Seahawks defensive back Jeremy Lane has joined Colin Kaepernick’s protest of police brutality and racial inequality. The San Francisco 49ers quarterback has refused to stand for the national anthem for the last two weeks, and Lane refused to stand last week.
Seahawks linebacker Bobby Wagner told the Seattle Times that while he doesn’t know whether he’ll sit through the anthem, whatever the team does is “not going to be individual. It’s going to be a team thing. That’s what the world needs to see. The world needs to see people coming together versus being individuals.”
The Seahawks will be playing the Miami Dolphins on Sunday. Dolphin players held a closed meeting to discuss what they might do during the anthem. Like the Seahawks, they’re keeping their plans quiet. Dolphins cornerback Byron Maxwell told the South Florida Sun Sentinel, “Some guys might do some things. I’m not sure what they’re going to do, but they might do some things.”
Kaepernick’s protest has drawn widespread criticism from fans and on social media, but it has also drawn support, including from current and former members of the U.S. military. After initial burnings of Kaepernick’s jersey and ritual demands that he be fired, soldiers and journalists noted that the freedom not to stand during the anthem is one of the freedoms that members of the armed forces have fought and died for.
The right to engage in political speech, especially unpopular political speech, is one of America’s most cherished freedoms. When that protest involves symbols as potent as the flag and the national anthem, its unpopularity is guaranteed.
But if the symbolism of protesting during the national anthem is potent, it will be more so on Sunday. This Sunday marks the fifteenth anniversary of the terrorist attacks on the World Trade Center and the Pentagon. In the aftermath of those attacks, the United States seemed as united as it’s ever been.
That unity is broken.
Standing during the national anthem doesn’t prove loyalty to the United States. By itself, the act is just a ritual. But many of the ritual things we do have meaning, from raising the right arm to the square for taking an oath to removing one’s hat for prayers and anthems to placing hand-over-heart during anthem and Pledge.
Rituals have their own logic and their own beauty. They bind communities together. Even non-believers can find themselves swept into the sense of tradition and belonging at a wedding, a baptism or church communion. Even the rituals of football, the Olympics and other sporting events can briefly silence cynics and strengthen social bonds.
To protest the national anthem draws attention like almost no other act of speech can. Kaepernick could give press conferences every week for a year about police brutality and racial inequity, and they would fade into background noise, his fans un-offended, as long as he stood for the anthem with hand over heart.
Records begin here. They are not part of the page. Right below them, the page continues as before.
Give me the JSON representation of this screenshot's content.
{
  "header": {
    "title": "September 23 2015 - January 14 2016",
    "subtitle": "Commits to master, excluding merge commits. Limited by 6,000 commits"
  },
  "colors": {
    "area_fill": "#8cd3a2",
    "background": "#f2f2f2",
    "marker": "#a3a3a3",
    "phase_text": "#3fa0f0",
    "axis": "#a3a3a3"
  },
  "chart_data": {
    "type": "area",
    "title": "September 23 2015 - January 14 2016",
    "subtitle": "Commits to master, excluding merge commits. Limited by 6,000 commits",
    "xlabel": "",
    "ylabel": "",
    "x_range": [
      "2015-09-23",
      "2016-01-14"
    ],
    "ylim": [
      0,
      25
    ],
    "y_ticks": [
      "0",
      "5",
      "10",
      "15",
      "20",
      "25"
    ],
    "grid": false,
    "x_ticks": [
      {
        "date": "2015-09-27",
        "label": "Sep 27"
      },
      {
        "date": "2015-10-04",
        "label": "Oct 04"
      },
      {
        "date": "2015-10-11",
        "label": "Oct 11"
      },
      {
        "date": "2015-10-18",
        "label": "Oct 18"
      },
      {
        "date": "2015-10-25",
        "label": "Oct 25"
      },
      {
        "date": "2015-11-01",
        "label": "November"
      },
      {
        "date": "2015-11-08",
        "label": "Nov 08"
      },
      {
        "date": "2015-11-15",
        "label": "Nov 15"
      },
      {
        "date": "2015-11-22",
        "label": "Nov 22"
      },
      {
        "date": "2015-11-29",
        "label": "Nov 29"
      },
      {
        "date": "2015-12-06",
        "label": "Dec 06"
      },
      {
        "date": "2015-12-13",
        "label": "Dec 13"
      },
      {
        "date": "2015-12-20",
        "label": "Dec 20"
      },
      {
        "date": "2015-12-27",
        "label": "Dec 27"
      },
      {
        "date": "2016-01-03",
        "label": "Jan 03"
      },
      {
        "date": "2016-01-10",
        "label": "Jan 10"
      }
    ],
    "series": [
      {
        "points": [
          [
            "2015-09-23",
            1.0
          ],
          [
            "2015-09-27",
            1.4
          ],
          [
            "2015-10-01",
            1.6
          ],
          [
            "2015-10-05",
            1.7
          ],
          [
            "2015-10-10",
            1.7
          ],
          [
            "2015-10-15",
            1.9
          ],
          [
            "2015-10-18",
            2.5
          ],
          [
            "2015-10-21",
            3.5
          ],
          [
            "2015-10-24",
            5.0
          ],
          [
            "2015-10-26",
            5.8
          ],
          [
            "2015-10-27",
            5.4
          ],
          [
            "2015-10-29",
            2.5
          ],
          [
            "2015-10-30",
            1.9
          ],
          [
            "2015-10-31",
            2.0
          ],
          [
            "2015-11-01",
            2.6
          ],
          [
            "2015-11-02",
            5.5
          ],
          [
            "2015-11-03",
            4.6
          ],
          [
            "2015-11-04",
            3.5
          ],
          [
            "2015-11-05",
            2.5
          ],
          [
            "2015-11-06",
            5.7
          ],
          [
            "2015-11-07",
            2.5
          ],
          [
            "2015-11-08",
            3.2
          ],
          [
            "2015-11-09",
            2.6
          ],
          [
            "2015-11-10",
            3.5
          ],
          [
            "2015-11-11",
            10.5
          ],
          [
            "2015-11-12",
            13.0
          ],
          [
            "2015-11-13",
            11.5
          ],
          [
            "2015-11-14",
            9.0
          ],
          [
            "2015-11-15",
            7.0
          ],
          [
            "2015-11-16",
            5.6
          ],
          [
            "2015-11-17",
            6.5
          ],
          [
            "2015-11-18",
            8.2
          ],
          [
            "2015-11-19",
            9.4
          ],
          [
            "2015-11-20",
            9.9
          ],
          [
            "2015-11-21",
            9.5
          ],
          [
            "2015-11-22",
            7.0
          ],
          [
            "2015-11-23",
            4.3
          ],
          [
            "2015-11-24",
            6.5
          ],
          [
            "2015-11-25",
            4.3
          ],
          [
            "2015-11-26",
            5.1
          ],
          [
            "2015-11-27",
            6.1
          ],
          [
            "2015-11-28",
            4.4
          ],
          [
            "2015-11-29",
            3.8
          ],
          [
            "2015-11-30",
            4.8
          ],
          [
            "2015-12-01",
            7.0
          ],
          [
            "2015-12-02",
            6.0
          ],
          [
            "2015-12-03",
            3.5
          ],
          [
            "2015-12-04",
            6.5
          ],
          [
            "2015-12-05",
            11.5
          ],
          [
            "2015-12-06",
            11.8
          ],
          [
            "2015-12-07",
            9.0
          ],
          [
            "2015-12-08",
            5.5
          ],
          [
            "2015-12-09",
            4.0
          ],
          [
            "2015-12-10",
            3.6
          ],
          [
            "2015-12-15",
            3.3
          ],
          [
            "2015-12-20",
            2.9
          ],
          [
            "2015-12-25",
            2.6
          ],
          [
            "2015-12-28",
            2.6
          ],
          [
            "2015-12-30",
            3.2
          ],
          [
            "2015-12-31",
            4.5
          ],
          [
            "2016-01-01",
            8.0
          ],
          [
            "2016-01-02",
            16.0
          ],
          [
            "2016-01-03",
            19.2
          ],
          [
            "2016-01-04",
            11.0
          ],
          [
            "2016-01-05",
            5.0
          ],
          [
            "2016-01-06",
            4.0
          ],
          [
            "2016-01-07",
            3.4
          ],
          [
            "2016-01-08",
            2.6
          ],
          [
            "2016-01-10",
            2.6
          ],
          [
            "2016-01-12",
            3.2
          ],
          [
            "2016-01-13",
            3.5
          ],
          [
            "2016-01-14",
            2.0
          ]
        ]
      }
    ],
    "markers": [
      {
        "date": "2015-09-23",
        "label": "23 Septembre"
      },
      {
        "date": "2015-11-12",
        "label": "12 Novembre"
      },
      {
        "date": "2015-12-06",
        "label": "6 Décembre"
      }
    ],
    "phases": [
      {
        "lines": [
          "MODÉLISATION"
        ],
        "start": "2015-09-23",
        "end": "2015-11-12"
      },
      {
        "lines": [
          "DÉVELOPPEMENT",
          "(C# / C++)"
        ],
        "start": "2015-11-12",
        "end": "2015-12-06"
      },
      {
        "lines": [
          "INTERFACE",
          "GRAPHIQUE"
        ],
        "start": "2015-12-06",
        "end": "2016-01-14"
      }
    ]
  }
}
The simple act of sitting has turned him into a hero and a villain.
But Sunday will be different.
Almost everyone who’s old enough has vivid memories of September 11, 2001. The day possesses its own powerful symbolism. It was a day of heartbreaking tragedy, extraordinary courage and inspiring sacrifice. It was a day when America experienced a terrible blow, then displayed the greatness that so many love. For some, the day rises very nearly to the level of sacred.
The Seahawks couldn’t choose a better day to get attention for their protest, nor a better day to ensure the wrath of their fans when they do it.
For all its flaws, and it has many, America remains a nation bound to its ideals. There is racial inequality, the police are sometimes brutal and our justice system is not always just, but as a nation we strive to do better and be better. For every step back, there are two steps forward. If minorities are still treated unfairly, they have more opportunities than ever before in a nation that gives equality under the law more than lip service.
America isn’t perfect, but it is great. If the chest-beating patriotism sometimes goes over the top, and if there are things of which we should be ashamed, there is still much of which to be proud.
September 11 is a reminder of that and of what unites us, which is why it’s a poor day for a protest over the things that divide us. But whether or not there is a protest, the possibility of one is something in which we can take some pride.
We should no more expect everyone to join us in standing for the anthem than we expect them to kneel with us in prayer. The ritual helps bind a community, but people have the right to withdraw from the community and to criticize it if they wish. They love the community no less when they protest its failures. But if they do it on Sunday, it will strike a nerve.
The Seahawks and Dolphins should consider how they might protest and still let their fans know how much they love America. Squaring that circle will be a neat trick, but with magnanimity all around, not an impossible one.